But why do we? What are we wanting when we blow it with our words? You see, the answer is not just to season our words with salt, the answer is not just to be gracious with our words, the answer is a heart that loves and longs for Christ and loves and longs for others to be sanctified and longs for others to be saved.

I think we live in a day where, in many ways, Christians have lost sight of how to communicate, especially on hard topics, in the way that we are called to here. And at the same time, I can’t think of a more critical time in history where Christians need to learn better how to do this, how to communicate with wisdom toward outsiders. Let’s face it, we are being, as Christians, bombarded with very sensitive issues in our culture.

Let me back up a bit. I don’t want to talk about big issues and ignore all the many issues that we face just in our families and among our close friends. Sometimes it is easy to talk about all those big issues as if there aren’t myriads of issues that we deal with personally just trying to figure out life in our homes even. So this is applicable to both.

But in the broader sense, Christians can communicate almost to the whole world through social media, blogs, and such. We can make comments that reach way beyond our circle of friends. This is new, this has never been true before. We can give input and debate on topics that reach many people through online discussions. We have access to people with all kind of backgrounds, beliefs, preconceived ideas about Christians, and so on. This makes for us, I believe, a huge, massive responsibility. We no longer live in a day where only the most educated and respected are heard. Anyone can be heard. So what do we do with that? Are you, am I, ready to be heard by the masses out there? Are we so in love with Christ and so skilled in living out Colossians 3:5-6 and Ephesians 4:29 that we are ready to be heard by many, including many lost? Have we learned to be precise and careful with our words so that they are gracious, seasoned with salt, and clearly Christ-centered? What are we communicating to the lost through online interaction? Are we building up Christ and the church, or are we causing harm to His name and to His church?

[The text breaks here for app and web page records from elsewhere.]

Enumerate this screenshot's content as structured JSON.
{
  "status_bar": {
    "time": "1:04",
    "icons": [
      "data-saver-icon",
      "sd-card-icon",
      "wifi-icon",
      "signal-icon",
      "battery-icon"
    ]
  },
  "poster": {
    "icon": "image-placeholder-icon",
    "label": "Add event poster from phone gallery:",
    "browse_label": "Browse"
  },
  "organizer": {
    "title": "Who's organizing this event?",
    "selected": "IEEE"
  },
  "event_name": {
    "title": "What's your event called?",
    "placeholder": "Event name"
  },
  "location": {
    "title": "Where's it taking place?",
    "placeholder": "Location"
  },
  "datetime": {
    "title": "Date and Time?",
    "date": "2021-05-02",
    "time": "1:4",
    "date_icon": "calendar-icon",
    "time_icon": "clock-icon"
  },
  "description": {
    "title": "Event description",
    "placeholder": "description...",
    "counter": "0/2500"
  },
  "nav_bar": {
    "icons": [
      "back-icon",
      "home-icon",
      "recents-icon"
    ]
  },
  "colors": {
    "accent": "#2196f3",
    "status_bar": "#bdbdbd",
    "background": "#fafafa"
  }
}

Are we ready, in this way, to speak publicly regarding the Supreme Court decision on same-sex marriage, or the Planned Parenthood videos, or the killing of the famous lion in Africa, or current-day racist activities, or homelessness, or government overreach or corruption, or the so-called war on drugs, or diet, or fitness, or raising children, or marriage, or the environment, and on and on and on? Can we speak to these things in a way that clearly, very clearly is gracious, seasoned with salt, laced with gospel truth and love for our neighbors? All of our neighbors, which would include those who agree with us and those who hate us. Can we be kind to our enemies, respectful of them as creations of our God, can we give a soft answer? Do our words, written or verbal, shout to the world that we love Christ and love our neighbors, especially those who hate us and vehemently disagree with us?

Can we distinguish between our preferential passions, beliefs, and our Christ-centered convictions? Do those who know us or hear us see the difference? Or are we so passionate about our preferences that they seem equal to our strongly held, God-spoken doctrines of truth that will stand forever?

Here is what I am saying: be careful what you put out there! We are to be careful how we speak and how we write to a world that is watching, and to a world that desperately needs to hear the message of Christ. Be careful, we need to be careful that we are not alienating those around us by our speech to such a degree that they would never hear us if we gave them God-honoring truth.

I would encourage each of you, as I am for myself, to take this week and think carefully before you use words, and ask, “Will this honor God, lift up Christ, will these words confirm my life in Christ or not? Will my words pave a way for gospel truth with my neighbor, or will they eliminate any potential opportunity?”

We are ambassadors here for Christ and strangers and aliens in this world. We get to stand for Christ!

5 Walk in wisdom toward outsiders, making the best use of the time. 6 Let your speech always be gracious, seasoned with salt, so that you may know how you ought to answer each person. (Colossians 4:5-6)